Move Over John Wick: Adilkhan Yerzhanov Unleashes A Bloody Tale Of Vengeance In His Latest Feature
Bleak, bloody, and bullet-riddled, the latest from prolific Kazakh filmmaker Adilkhan Yerzhanov plunges viewers into a godless, barren landscape in which hope is a worthless form of currency. Blending together the scorched earth chaos of Mad Max with the swagger of Golden Age westerns, and dashed with Nicolas Winding Refn styled nihilism, Steppenwolf is an existential genre exercise the probes deeper concerns about humanity below the surface. But despite its gripping execution, Yerzhanov’s philosophical musings struggle to resonate amidst the film’s endless body count.
With a cigarette permanently dangling out of his mouth, Berik Aitzhanov is the film’s Man With No Name. Well, actually, his name is Brajyuk, but it’s more of a nickname, and he doesn’t like it, and he’d prefer not be addressed at all. That’s what he tells Tamara (Anna Starchenko), a woman he pulls out of a brutal firefight at a police station between two warring factions that kicks off the picture. She’s arrived in a traumatic daze, seeking help to find her missing son Timka. The police detective and interrogator decides to take up her cause, at first because there’s a promise of money on other side. But when he finds out that Timka is in the hands of Taha, the region’s unofficial but wholly influential autocrat who ruthlessly murdered his family, the mission becomes personal.
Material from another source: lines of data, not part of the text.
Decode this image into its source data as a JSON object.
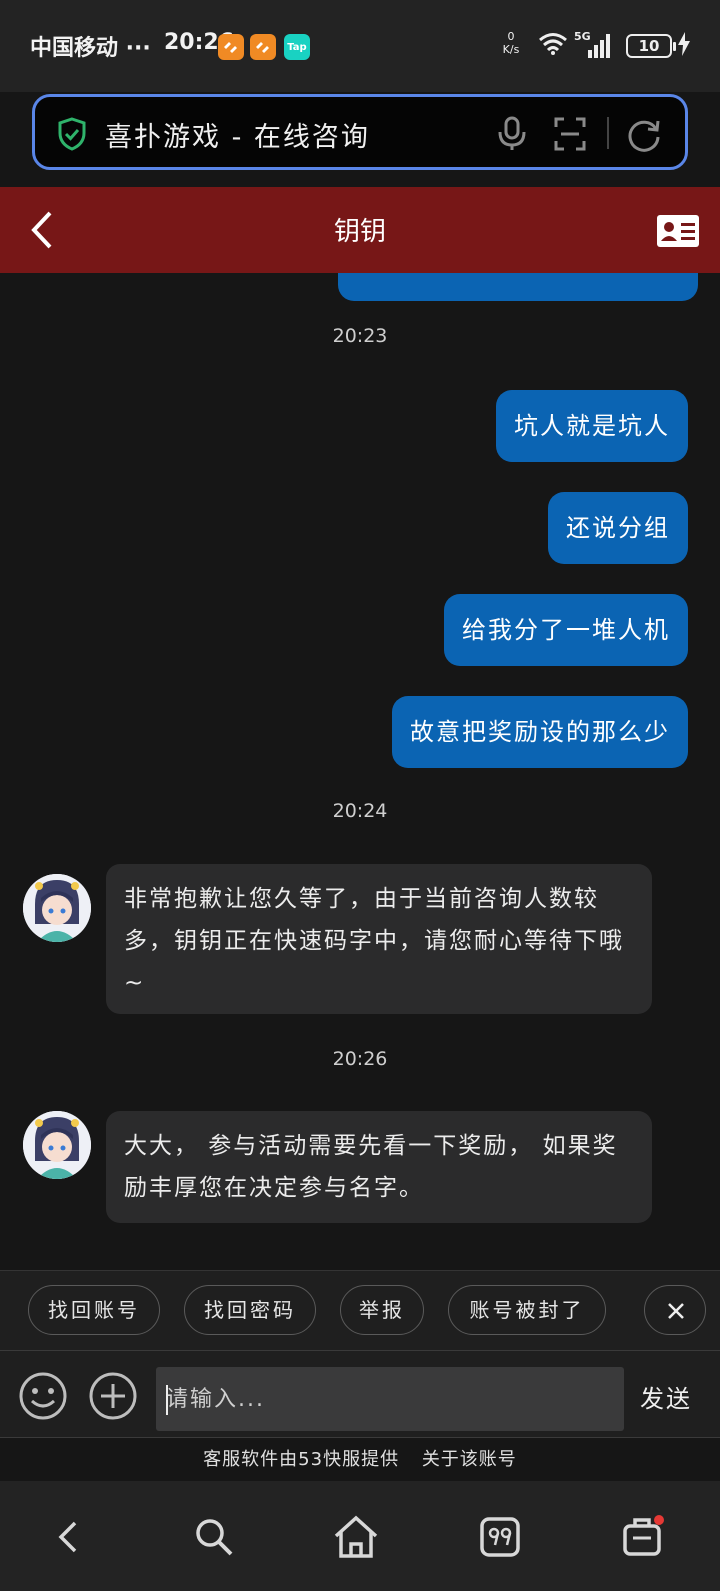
{
  "status_bar": {
    "carrier": "中国移动 ···",
    "time": "20:26",
    "app_icons": [
      {
        "name": "app-icon-1",
        "color": "#f08a24",
        "label": ""
      },
      {
        "name": "app-icon-2",
        "color": "#f08a24",
        "label": ""
      },
      {
        "name": "taptap-icon",
        "color": "#19d2c2",
        "label": "Tap"
      }
    ],
    "net_speed_value": "0",
    "net_speed_unit": "K/s",
    "network": "5G",
    "battery": "10"
  },
  "browser": {
    "page_title": "喜扑游戏 - 在线咨询"
  },
  "chat": {
    "agent_name": "钥钥"
  },
  "messages": {
    "time_1": "20:23",
    "out_1": "坑人就是坑人",
    "out_2": "还说分组",
    "out_3": "给我分了一堆人机",
    "out_4": "故意把奖励设的那么少",
    "time_2": "20:24",
    "in_1": "非常抱歉让您久等了，由于当前咨询人数较多，钥钥正在快速码字中，请您耐心等待下哦~",
    "time_3": "20:26",
    "in_2": "大大， 参与活动需要先看一下奖励， 如果奖励丰厚您在决定参与名字。"
  },
  "quick_replies": [
    "找回账号",
    "找回密码",
    "举报",
    "账号被封了"
  ],
  "input": {
    "placeholder": "请输入...",
    "send_label": "发送"
  },
  "footer": {
    "provider": "客服软件由53快服提供",
    "about": "关于该账号"
  },
  "colors": {
    "header": "#771717",
    "bubble_out": "#0b64b3",
    "bubble_in": "#2b2b2c",
    "url_border": "#5a86e8"
  }
}
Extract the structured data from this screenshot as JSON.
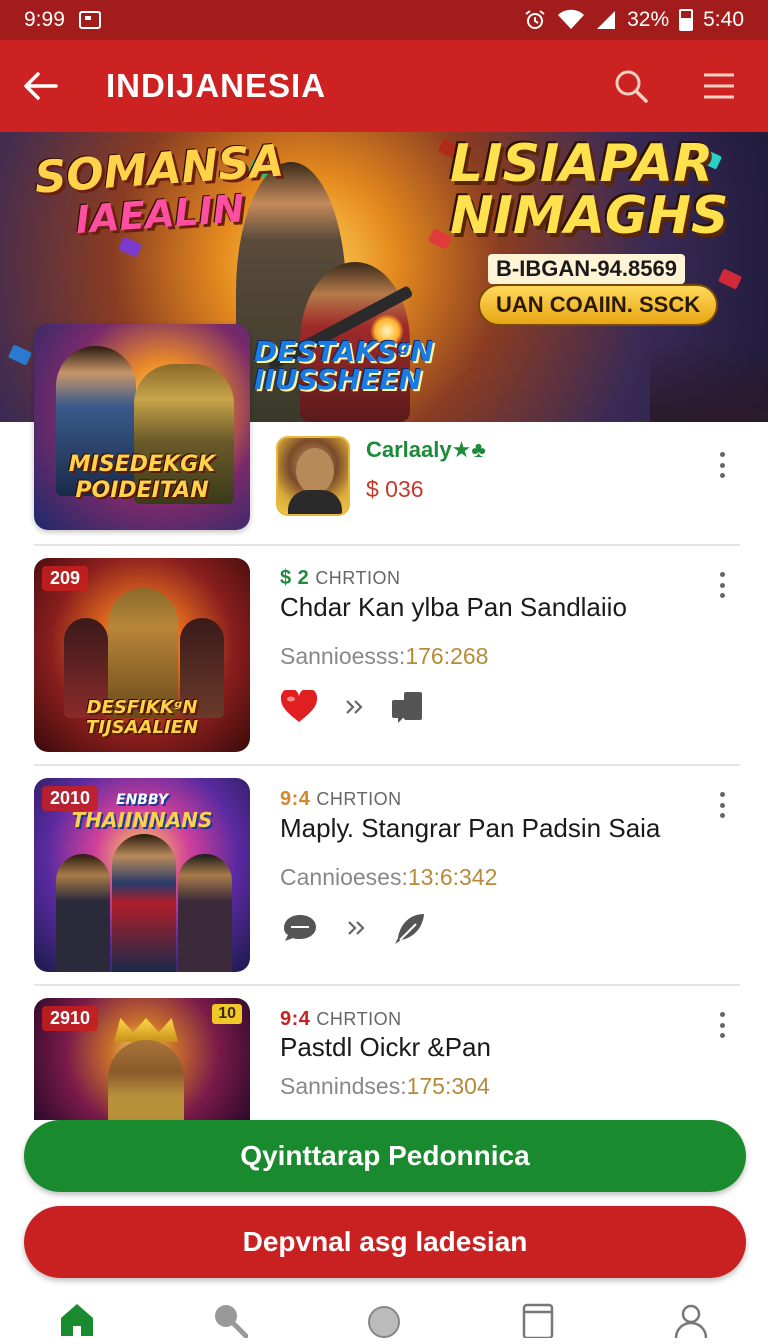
{
  "status_bar": {
    "time": "9:99",
    "battery": "32%",
    "clock": "5:40"
  },
  "app_bar": {
    "title": "INDIJANESIA"
  },
  "banner": {
    "left_title_line1": "SOMANSA",
    "left_title_line2": "IAEALIN",
    "right_title_line1": "LISIAPAR",
    "right_title_line2": "NIMAGHS",
    "code": "B-IBGAN-94.8569",
    "pill": "UAN COAIIN. SSCK",
    "center_caption_line1": "DESTAKSᵍN",
    "center_caption_line2": "IIUSSHEEN"
  },
  "featured": {
    "tile_caption_line1": "MISEDEKGK",
    "tile_caption_line2": "POIDEITAN",
    "name": "Carlaaly★♣",
    "price": "$ 036"
  },
  "items": [
    {
      "badge": "209",
      "meta_num": "$ 2",
      "meta_label": "CHRTION",
      "meta_color": "#1f8a3a",
      "title": "Chdar Kan ylba Pan Sandlaiio",
      "sub_label": "Sannioesss:",
      "sub_value": "176:268",
      "thumb_caption_line1": "DESFIKKᵍN",
      "thumb_caption_line2": "TIJSAALIEN",
      "actions": [
        "heart-icon",
        "double-chevron-icon",
        "share-box-icon"
      ]
    },
    {
      "badge": "2010",
      "meta_num": "9:4",
      "meta_label": "CHRTION",
      "meta_color": "#d4892a",
      "title": "Maplу. Stangrar Pan Padsin Saia",
      "sub_label": "Cannioeses:",
      "sub_value": "13:6:342",
      "thumb_caption_line1": "ENBBY",
      "thumb_caption_line2": "THAIINNANS",
      "actions": [
        "chat-bubble-icon",
        "double-chevron-icon",
        "feather-icon"
      ]
    },
    {
      "badge": "2910",
      "meta_num": "9:4",
      "meta_label": "CHRTION",
      "meta_color": "#c92121",
      "title": "Pastdl Oickr &Pan",
      "sub_label": "Sannindses:",
      "sub_value": "175:304",
      "thumb_caption_line1": "",
      "thumb_caption_line2": "",
      "corner_tag": "10",
      "actions": []
    }
  ],
  "buttons": {
    "primary": "Qyinttarap Pedonnica",
    "secondary": "Depvnal asg ladesian"
  },
  "colors": {
    "brand_red": "#cc2222",
    "status_red": "#a31c1c",
    "brand_green": "#1a8a2e"
  },
  "bottom_nav": [
    "home-icon",
    "search-icon",
    "circle-icon",
    "tablet-icon",
    "profile-icon"
  ]
}
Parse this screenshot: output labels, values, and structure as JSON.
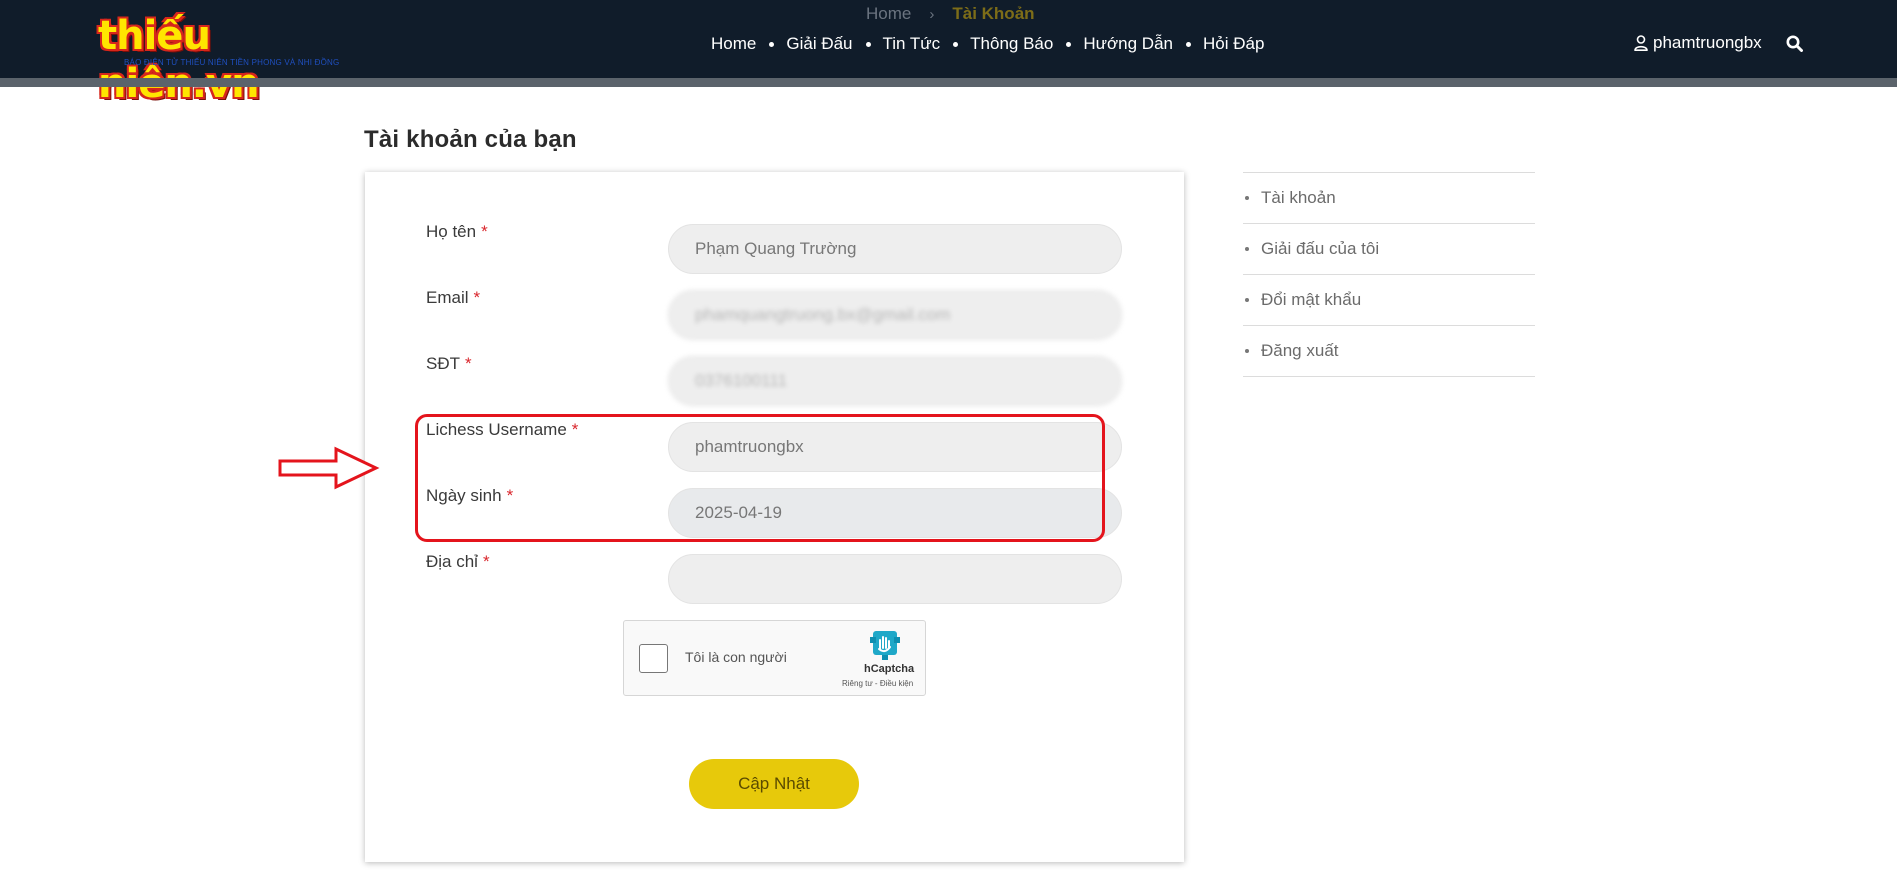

The journey to find Timka and Taha sees Brajyuk and Tamara driving through a nameless, scorched earth wasteland roiled by internal conflict. No one is to be trusted, and almost everyone they meet winds up gifted with a bullet inside them. But their dynamic is hardly congenial. Meek and worn with worry, Tamara speaks in short, stammering sentences, managing only a few words at a time, when they can be understood at all. It’s all Brajyuk can do to drag her along, and he often resorts to literally slapping sense into Tamara in an effort to get her to communicate clearly. Tamara takes it, and a scar on her cheek suggests a life acclimated to violence, but these casual assaults are the least of Brajyuk’s brutality. An expert in torture, his worldview is straightforward: “There is no good.” And freed from any ethical compunctions, there is no limit to the means to get what he wants, and anyone who gets in between his goal and destination is expendable.
With three lengthy quotes from Herman Hesse’s novel inserted into the film (but not quite acting as chapters), Yerzhanov toys with philosophical themes, but they never cohere into anything substantial. Perhaps part of the problem is that in a world wracked with the ongoing conflict in Ukraine and the genocide in Gaza, there is a need for cinema to more directly interrogate its politics, rather than study them through a vague allegory coupled with a broad and loose moral centre. The film’s soupy positioning is further undermined by empty crucifixion imagery that opens and closes the picture, and Yerzhanov’s penchant to give in to action movie clichés, allowing Brajyuk to spit out the occasional darkly half-funny one-liner.
Even if its ideas are muddled, Steppenwolf satisfies well enough as a revenge and rescue picture. Director of photography Yerkіnbek Ptyraliyev delivers some arresting widescreen vistas, and beautifully captures the film’s multiple nods to The Searchers (you know the shot). The synth score by Galymzhan Moldanazar is an alluringly odd accompaniment that winks to John Carpenter. And with the pair onscreen for almost the entire running time, Aitzhanov and Starchenko capably carry the film even if their characters are merely ciphers. Which bring us back to Yerzhanov’s intentions with Steppenwolf, which succeeds as singular, stylized vision of action cinema but finds itself wandering and wanting when it takes aim at finding meaning in its blood-soaked display.
Reviewed on January 31st / 2024 International Film Festival Rotterdam – Big Screen Competition. 102 mins.